Among the lines below, count those containing the word "items". Give the number only.

+++ DATA LISTING +++

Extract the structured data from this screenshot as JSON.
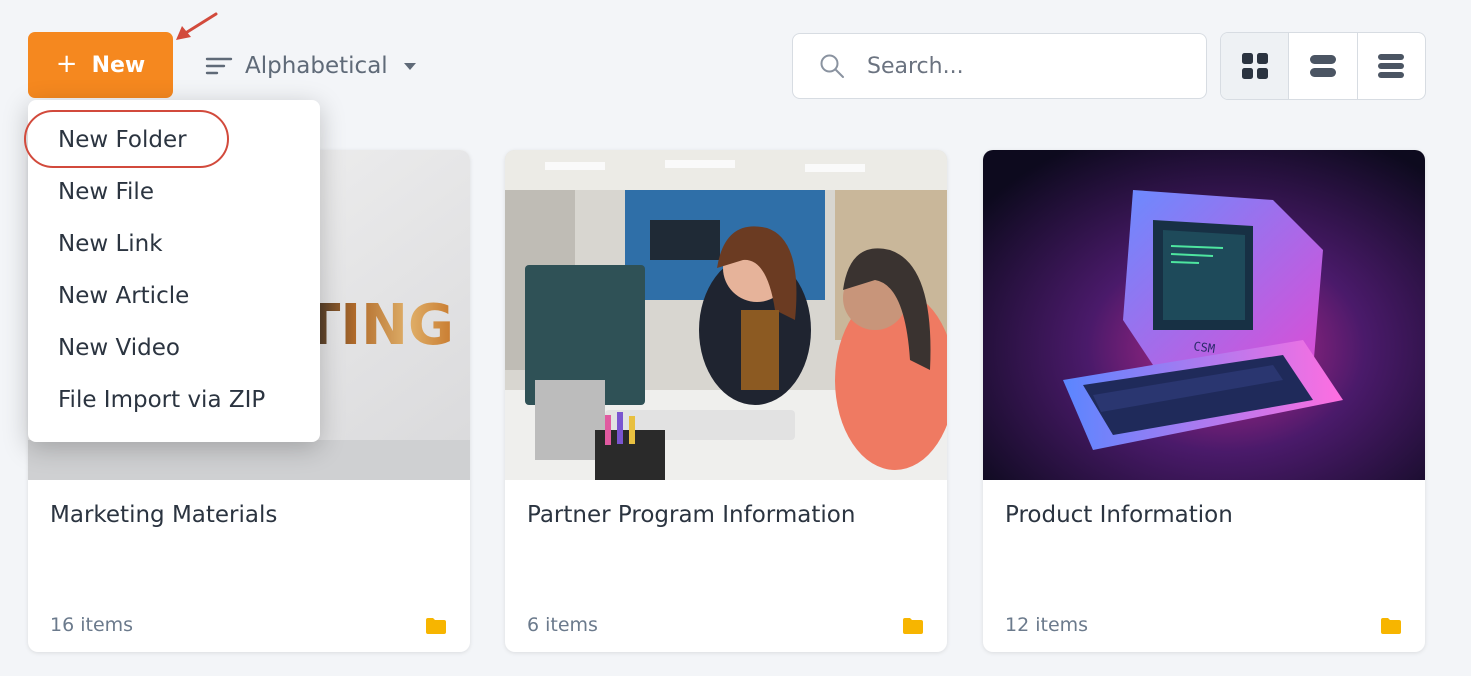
{
  "toolbar": {
    "new_label": "New",
    "new_icon": "plus-icon",
    "sort_label": "Alphabetical",
    "search_placeholder": "Search...",
    "accent_color": "#f5881f",
    "views": [
      "grid-view-icon",
      "list-view-icon",
      "compact-list-view-icon"
    ]
  },
  "menu": {
    "items": [
      {
        "label": "New Folder"
      },
      {
        "label": "New File"
      },
      {
        "label": "New Link"
      },
      {
        "label": "New Article"
      },
      {
        "label": "New Video"
      },
      {
        "label": "File Import via ZIP"
      }
    ]
  },
  "folders": [
    {
      "title": "Marketing Materials",
      "count": "16 items",
      "thumb_text": "TING"
    },
    {
      "title": "Partner Program Information",
      "count": "6 items"
    },
    {
      "title": "Product Information",
      "count": "12 items",
      "screen_text": "CSM"
    }
  ],
  "annotation_color": "#d24a3c",
  "folder_icon_color": "#f7b500"
}
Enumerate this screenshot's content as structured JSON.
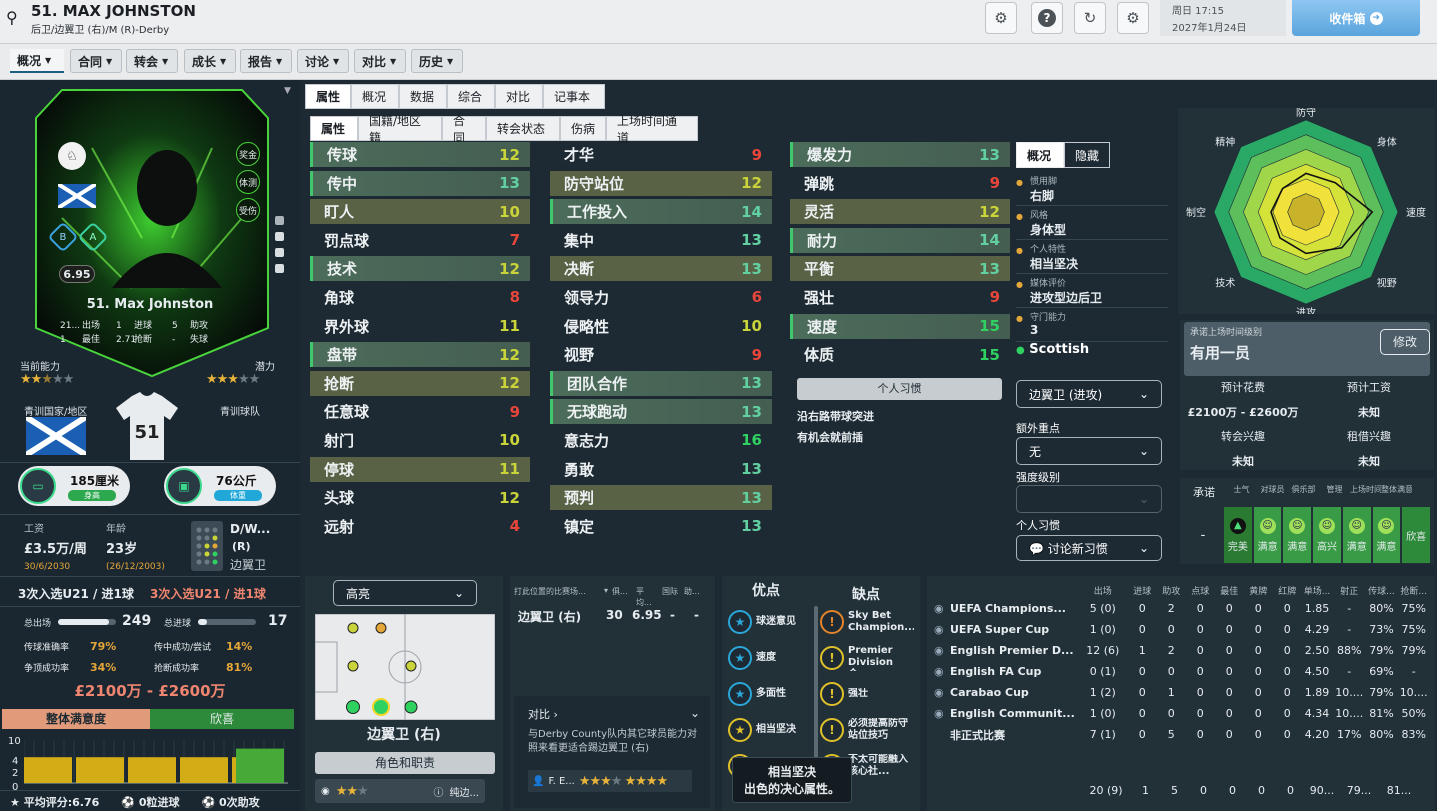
{
  "header": {
    "title": "51. MAX JOHNSTON",
    "subtitle": "后卫/边翼卫 (右)/M (R)-Derby",
    "date_line1": "周日 17:15",
    "date_line2": "2027年1月24日",
    "inbox_label": "收件箱"
  },
  "nav": {
    "tabs": [
      "概况",
      "合同",
      "转会",
      "成长",
      "报告",
      "讨论",
      "对比",
      "历史"
    ]
  },
  "card": {
    "name": "51. Max Johnston",
    "rating": "6.95",
    "badges": [
      "奖金",
      "体测",
      "受伤"
    ],
    "b_badge": "B",
    "a_badge": "A",
    "stats": [
      {
        "v1": "21...",
        "l1": "出场",
        "v2": "1",
        "l2": "进球",
        "v3": "5",
        "l3": "助攻"
      },
      {
        "v1": "1",
        "l1": "最佳",
        "v2": "2.71",
        "l2": "抢断",
        "v3": "-",
        "l3": "失球"
      }
    ]
  },
  "left": {
    "ca_label": "当前能力",
    "pa_label": "潜力",
    "ca_stars": 2.5,
    "pa_stars": 3,
    "youth_nation_label": "青训国家/地区",
    "youth_club_label": "青训球队",
    "shirt_number": "51",
    "height": "185厘米",
    "height_tag": "身高",
    "weight": "76公斤",
    "weight_tag": "体重",
    "wage_label": "工资",
    "wage": "£3.5万/周",
    "wage_date": "30/6/2030",
    "age_label": "年龄",
    "age": "23岁",
    "dob": "(26/12/2003)",
    "position_short": "D/W...",
    "position_side": "(R)",
    "position_name": "边翼卫",
    "u21_white": "3次入选U21 / 进1球",
    "u21_red": "3次入选U21 / 进1球",
    "apps_label": "总出场",
    "apps": "249",
    "goals_label": "总进球",
    "goals": "17",
    "apps_fill": 0.88,
    "goals_fill": 0.15,
    "ratios": [
      {
        "l": "传球准确率",
        "v": "79%"
      },
      {
        "l": "传中成功/尝试",
        "v": "14%"
      },
      {
        "l": "争顶成功率",
        "v": "34%"
      },
      {
        "l": "抢断成功率",
        "v": "81%"
      }
    ],
    "value": "£2100万 - £2600万",
    "satisfaction_label": "整体满意度",
    "satisfaction_value": "欣喜",
    "hist_ticks": [
      "10",
      "4",
      "2",
      "0"
    ],
    "hist_values": [
      6,
      6,
      6,
      6,
      6,
      8
    ],
    "footer": [
      {
        "l": "平均评分:6.76"
      },
      {
        "l": "0粒进球"
      },
      {
        "l": "0次助攻"
      }
    ]
  },
  "subtabs1": [
    "属性",
    "概况",
    "数据",
    "综合",
    "对比",
    "记事本"
  ],
  "subtabs2": [
    "属性",
    "国籍/地区籍",
    "合同",
    "转会状态",
    "伤病",
    "上场时间通道"
  ],
  "attrs_col1": [
    {
      "n": "传球",
      "v": "12",
      "c": "vy",
      "s": "hl"
    },
    {
      "n": "传中",
      "v": "13",
      "c": "vb",
      "s": "hl"
    },
    {
      "n": "盯人",
      "v": "10",
      "c": "vy",
      "s": "alt"
    },
    {
      "n": "罚点球",
      "v": "7",
      "c": "vr",
      "s": ""
    },
    {
      "n": "技术",
      "v": "12",
      "c": "vy",
      "s": "hl"
    },
    {
      "n": "角球",
      "v": "8",
      "c": "vr",
      "s": ""
    },
    {
      "n": "界外球",
      "v": "11",
      "c": "vy",
      "s": ""
    },
    {
      "n": "盘带",
      "v": "12",
      "c": "vy",
      "s": "hl"
    },
    {
      "n": "抢断",
      "v": "12",
      "c": "vy",
      "s": "alt"
    },
    {
      "n": "任意球",
      "v": "9",
      "c": "vr",
      "s": ""
    },
    {
      "n": "射门",
      "v": "10",
      "c": "vy",
      "s": ""
    },
    {
      "n": "停球",
      "v": "11",
      "c": "vy",
      "s": "alt"
    },
    {
      "n": "头球",
      "v": "12",
      "c": "vy",
      "s": ""
    },
    {
      "n": "远射",
      "v": "4",
      "c": "vr",
      "s": ""
    }
  ],
  "attrs_col2": [
    {
      "n": "才华",
      "v": "9",
      "c": "vr",
      "s": ""
    },
    {
      "n": "防守站位",
      "v": "12",
      "c": "vy",
      "s": "alt"
    },
    {
      "n": "工作投入",
      "v": "14",
      "c": "vb",
      "s": "hl"
    },
    {
      "n": "集中",
      "v": "13",
      "c": "vb",
      "s": ""
    },
    {
      "n": "决断",
      "v": "13",
      "c": "vb",
      "s": "alt"
    },
    {
      "n": "领导力",
      "v": "6",
      "c": "vr",
      "s": ""
    },
    {
      "n": "侵略性",
      "v": "10",
      "c": "vy",
      "s": ""
    },
    {
      "n": "视野",
      "v": "9",
      "c": "vr",
      "s": ""
    },
    {
      "n": "团队合作",
      "v": "13",
      "c": "vb",
      "s": "hl"
    },
    {
      "n": "无球跑动",
      "v": "13",
      "c": "vb",
      "s": "hl"
    },
    {
      "n": "意志力",
      "v": "16",
      "c": "vg",
      "s": ""
    },
    {
      "n": "勇敢",
      "v": "13",
      "c": "vb",
      "s": ""
    },
    {
      "n": "预判",
      "v": "13",
      "c": "vb",
      "s": "alt"
    },
    {
      "n": "镇定",
      "v": "13",
      "c": "vb",
      "s": ""
    }
  ],
  "attrs_col3": [
    {
      "n": "爆发力",
      "v": "13",
      "c": "vb",
      "s": "hl"
    },
    {
      "n": "弹跳",
      "v": "9",
      "c": "vr",
      "s": ""
    },
    {
      "n": "灵活",
      "v": "12",
      "c": "vy",
      "s": "alt"
    },
    {
      "n": "耐力",
      "v": "14",
      "c": "vb",
      "s": "hl"
    },
    {
      "n": "平衡",
      "v": "13",
      "c": "vb",
      "s": "alt"
    },
    {
      "n": "强壮",
      "v": "9",
      "c": "vr",
      "s": ""
    },
    {
      "n": "速度",
      "v": "15",
      "c": "vg",
      "s": "hl"
    },
    {
      "n": "体质",
      "v": "15",
      "c": "vg",
      "s": ""
    }
  ],
  "habits": {
    "title": "个人习惯",
    "items": [
      "沿右路带球突进",
      "有机会就前插"
    ]
  },
  "info": {
    "tabs": [
      "概况",
      "隐藏"
    ],
    "rows": [
      {
        "k": "惯用脚",
        "v": "右脚"
      },
      {
        "k": "风格",
        "v": "身体型"
      },
      {
        "k": "个人特性",
        "v": "相当坚决"
      },
      {
        "k": "媒体评价",
        "v": "进攻型边后卫"
      },
      {
        "k": "守门能力",
        "v": "3"
      }
    ],
    "nation": "Scottish",
    "role": "边翼卫 (进攻)",
    "extra_label": "额外重点",
    "extra": "无",
    "intensity_label": "强度级别",
    "intensity": "",
    "habit_label": "个人习惯",
    "habit_btn": "讨论新习惯"
  },
  "radar": {
    "labels": [
      "防守",
      "身体",
      "速度",
      "视野",
      "进攻",
      "技术",
      "制空",
      "精神"
    ]
  },
  "playtime": {
    "label": "承诺上场时间级别",
    "value": "有用一员",
    "edit": "修改",
    "fee_label": "预计花费",
    "wage_label": "预计工资",
    "fee": "£2100万 - £2600万",
    "wage": "未知",
    "transfer_label": "转会兴趣",
    "loan_label": "租借兴趣",
    "transfer": "未知",
    "loan": "未知"
  },
  "happiness": {
    "headers": [
      "承诺",
      "士气",
      "对球员",
      "俱乐部",
      "管理",
      "上场时间",
      "整体满意度"
    ],
    "promise": "-",
    "cells": [
      "完美",
      "满意",
      "满意",
      "高兴",
      "满意",
      "满意",
      "欣喜"
    ]
  },
  "pitch": {
    "dropdown": "高亮",
    "position": "边翼卫 (右)",
    "role_btn": "角色和职责",
    "role_row": "纯边..."
  },
  "posstats": {
    "headers": [
      "打此位置的比赛场...",
      "俱...",
      "平均...",
      "国际",
      "助..."
    ],
    "row": [
      "边翼卫 (右)",
      "30",
      "6.95",
      "-",
      "-"
    ],
    "compare_label": "对比",
    "compare_text": "与Derby County队内其它球员能力对照来看更适合踢边翼卫 (右)",
    "cmp_player": "F. E..."
  },
  "traits": {
    "pros_title": "优点",
    "cons_title": "缺点",
    "pros": [
      "球迷意见",
      "速度",
      "多面性",
      "相当坚决",
      "速度"
    ],
    "cons": [
      "Sky Bet Champion...",
      "Premier Division合...",
      "强壮",
      "必须提高防守站位技巧",
      "不太可能融入核心社..."
    ],
    "tooltip_title": "相当坚决",
    "tooltip_text": "出色的决心属性。"
  },
  "career": {
    "headers": [
      "出场",
      "进球",
      "助攻",
      "点球",
      "最佳",
      "黄牌",
      "红牌",
      "单场...",
      "射正",
      "传球...",
      "抢断..."
    ],
    "rows": [
      {
        "n": "UEFA Champions...",
        "c": [
          "5 (0)",
          "0",
          "2",
          "0",
          "0",
          "0",
          "0",
          "1.85",
          "-",
          "80%",
          "75%"
        ]
      },
      {
        "n": "UEFA Super Cup",
        "c": [
          "1 (0)",
          "0",
          "0",
          "0",
          "0",
          "0",
          "0",
          "4.29",
          "-",
          "73%",
          "75%"
        ]
      },
      {
        "n": "English Premier D...",
        "c": [
          "12 (6)",
          "1",
          "2",
          "0",
          "0",
          "0",
          "0",
          "2.50",
          "88%",
          "79%",
          "79%"
        ]
      },
      {
        "n": "English FA Cup",
        "c": [
          "0 (1)",
          "0",
          "0",
          "0",
          "0",
          "0",
          "0",
          "4.50",
          "-",
          "69%",
          "-"
        ]
      },
      {
        "n": "Carabao Cup",
        "c": [
          "1 (2)",
          "0",
          "1",
          "0",
          "0",
          "0",
          "0",
          "1.89",
          "10....",
          "79%",
          "10...."
        ]
      },
      {
        "n": "English Communit...",
        "c": [
          "1 (0)",
          "0",
          "0",
          "0",
          "0",
          "0",
          "0",
          "4.34",
          "10....",
          "81%",
          "50%"
        ]
      },
      {
        "n": "非正式比赛",
        "c": [
          "7 (1)",
          "0",
          "5",
          "0",
          "0",
          "0",
          "0",
          "4.20",
          "17%",
          "80%",
          "83%"
        ]
      }
    ],
    "totals": [
      "20 (9)",
      "1",
      "5",
      "0",
      "0",
      "0",
      "0",
      "90...",
      "79...",
      "81..."
    ]
  },
  "colors": {
    "accent": "#43c76d",
    "bg": "#1d2a33",
    "header": "#eceef0"
  }
}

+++

* _WRITTEN ANSWER_
5